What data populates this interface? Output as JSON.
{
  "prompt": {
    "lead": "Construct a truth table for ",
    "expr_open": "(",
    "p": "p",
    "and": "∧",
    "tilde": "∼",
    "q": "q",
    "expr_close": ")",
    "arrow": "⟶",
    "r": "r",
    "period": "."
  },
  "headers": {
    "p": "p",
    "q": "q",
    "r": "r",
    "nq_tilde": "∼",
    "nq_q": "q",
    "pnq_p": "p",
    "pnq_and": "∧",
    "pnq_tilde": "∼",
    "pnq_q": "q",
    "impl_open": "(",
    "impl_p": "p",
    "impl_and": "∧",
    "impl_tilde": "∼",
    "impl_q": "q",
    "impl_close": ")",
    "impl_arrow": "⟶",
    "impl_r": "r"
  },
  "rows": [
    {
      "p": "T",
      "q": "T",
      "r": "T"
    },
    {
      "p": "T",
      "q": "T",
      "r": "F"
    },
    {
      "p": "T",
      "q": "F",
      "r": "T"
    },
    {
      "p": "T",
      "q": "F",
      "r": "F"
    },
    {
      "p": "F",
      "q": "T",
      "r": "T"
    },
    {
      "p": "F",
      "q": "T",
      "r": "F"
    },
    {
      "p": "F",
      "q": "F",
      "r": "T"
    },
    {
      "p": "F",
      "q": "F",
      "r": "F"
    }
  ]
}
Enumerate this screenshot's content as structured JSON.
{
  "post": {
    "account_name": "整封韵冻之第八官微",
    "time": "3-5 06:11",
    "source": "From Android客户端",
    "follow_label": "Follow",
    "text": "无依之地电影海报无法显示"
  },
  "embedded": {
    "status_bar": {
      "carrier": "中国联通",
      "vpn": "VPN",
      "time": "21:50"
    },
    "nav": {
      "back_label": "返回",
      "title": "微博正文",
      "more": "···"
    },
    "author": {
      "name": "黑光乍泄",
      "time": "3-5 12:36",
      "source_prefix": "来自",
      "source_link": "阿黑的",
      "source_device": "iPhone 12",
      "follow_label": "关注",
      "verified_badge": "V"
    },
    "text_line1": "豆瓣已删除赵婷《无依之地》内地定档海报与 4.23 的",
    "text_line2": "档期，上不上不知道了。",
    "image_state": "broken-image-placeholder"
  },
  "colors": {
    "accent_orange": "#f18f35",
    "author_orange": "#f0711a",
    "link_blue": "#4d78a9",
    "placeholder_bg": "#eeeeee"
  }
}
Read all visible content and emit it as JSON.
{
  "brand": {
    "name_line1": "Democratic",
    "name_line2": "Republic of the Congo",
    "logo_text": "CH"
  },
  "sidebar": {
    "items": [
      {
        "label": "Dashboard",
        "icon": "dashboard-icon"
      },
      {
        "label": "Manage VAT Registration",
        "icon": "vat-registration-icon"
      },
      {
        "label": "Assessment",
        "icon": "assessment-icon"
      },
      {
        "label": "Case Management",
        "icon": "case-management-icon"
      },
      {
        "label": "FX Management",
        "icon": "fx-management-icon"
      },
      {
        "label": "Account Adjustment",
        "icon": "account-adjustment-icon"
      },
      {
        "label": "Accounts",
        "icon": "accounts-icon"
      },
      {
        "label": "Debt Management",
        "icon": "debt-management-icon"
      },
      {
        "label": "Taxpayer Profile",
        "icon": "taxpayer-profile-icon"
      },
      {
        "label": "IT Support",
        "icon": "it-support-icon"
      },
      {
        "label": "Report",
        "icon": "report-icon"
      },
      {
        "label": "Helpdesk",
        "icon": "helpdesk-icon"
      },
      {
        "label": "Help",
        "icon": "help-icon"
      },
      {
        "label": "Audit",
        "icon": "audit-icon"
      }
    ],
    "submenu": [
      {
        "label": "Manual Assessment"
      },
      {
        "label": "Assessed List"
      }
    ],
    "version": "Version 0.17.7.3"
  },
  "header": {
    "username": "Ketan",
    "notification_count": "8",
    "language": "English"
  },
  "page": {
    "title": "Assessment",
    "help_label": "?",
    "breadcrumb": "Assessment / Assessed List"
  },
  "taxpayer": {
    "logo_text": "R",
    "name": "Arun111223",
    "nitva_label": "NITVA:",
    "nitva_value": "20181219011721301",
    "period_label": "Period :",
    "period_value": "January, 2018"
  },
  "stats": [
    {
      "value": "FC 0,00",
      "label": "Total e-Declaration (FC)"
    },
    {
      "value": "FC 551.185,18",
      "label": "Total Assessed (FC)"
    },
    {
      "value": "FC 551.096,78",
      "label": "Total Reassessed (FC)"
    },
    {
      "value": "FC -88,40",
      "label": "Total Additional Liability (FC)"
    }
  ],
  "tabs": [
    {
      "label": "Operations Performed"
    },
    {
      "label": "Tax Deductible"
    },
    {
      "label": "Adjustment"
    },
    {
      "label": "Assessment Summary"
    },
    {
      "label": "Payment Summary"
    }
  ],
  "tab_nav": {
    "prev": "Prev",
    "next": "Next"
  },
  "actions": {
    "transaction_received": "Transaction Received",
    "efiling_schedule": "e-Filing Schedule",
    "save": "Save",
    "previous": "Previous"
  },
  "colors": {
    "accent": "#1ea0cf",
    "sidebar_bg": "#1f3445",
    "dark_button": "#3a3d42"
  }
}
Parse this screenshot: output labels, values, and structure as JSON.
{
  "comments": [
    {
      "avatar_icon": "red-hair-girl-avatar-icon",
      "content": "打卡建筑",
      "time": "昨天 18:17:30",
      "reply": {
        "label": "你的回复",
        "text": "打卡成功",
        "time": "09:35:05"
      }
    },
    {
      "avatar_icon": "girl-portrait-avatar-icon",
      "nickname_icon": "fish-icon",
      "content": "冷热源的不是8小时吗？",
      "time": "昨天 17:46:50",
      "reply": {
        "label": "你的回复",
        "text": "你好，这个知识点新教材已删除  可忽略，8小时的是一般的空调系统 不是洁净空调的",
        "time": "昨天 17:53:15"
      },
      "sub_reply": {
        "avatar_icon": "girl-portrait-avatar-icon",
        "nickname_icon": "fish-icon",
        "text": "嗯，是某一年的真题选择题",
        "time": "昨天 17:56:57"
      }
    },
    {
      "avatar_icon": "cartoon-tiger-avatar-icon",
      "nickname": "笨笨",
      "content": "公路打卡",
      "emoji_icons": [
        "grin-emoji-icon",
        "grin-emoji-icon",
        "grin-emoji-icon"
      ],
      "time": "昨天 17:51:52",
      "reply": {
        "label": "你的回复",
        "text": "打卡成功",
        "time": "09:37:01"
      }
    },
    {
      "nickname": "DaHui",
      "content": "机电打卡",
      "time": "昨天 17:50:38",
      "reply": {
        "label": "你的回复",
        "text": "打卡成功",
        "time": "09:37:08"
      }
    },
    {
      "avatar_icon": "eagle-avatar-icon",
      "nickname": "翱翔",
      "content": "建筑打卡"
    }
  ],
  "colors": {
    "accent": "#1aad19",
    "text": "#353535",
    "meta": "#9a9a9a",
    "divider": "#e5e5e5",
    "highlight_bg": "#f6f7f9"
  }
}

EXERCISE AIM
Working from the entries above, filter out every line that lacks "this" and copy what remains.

ANSWER TO THE PROBLEM
What data populates this interface? Output as JSON.
Enumerate this screenshot's content as structured JSON.
Parse this screenshot: output labels, values, and structure as JSON.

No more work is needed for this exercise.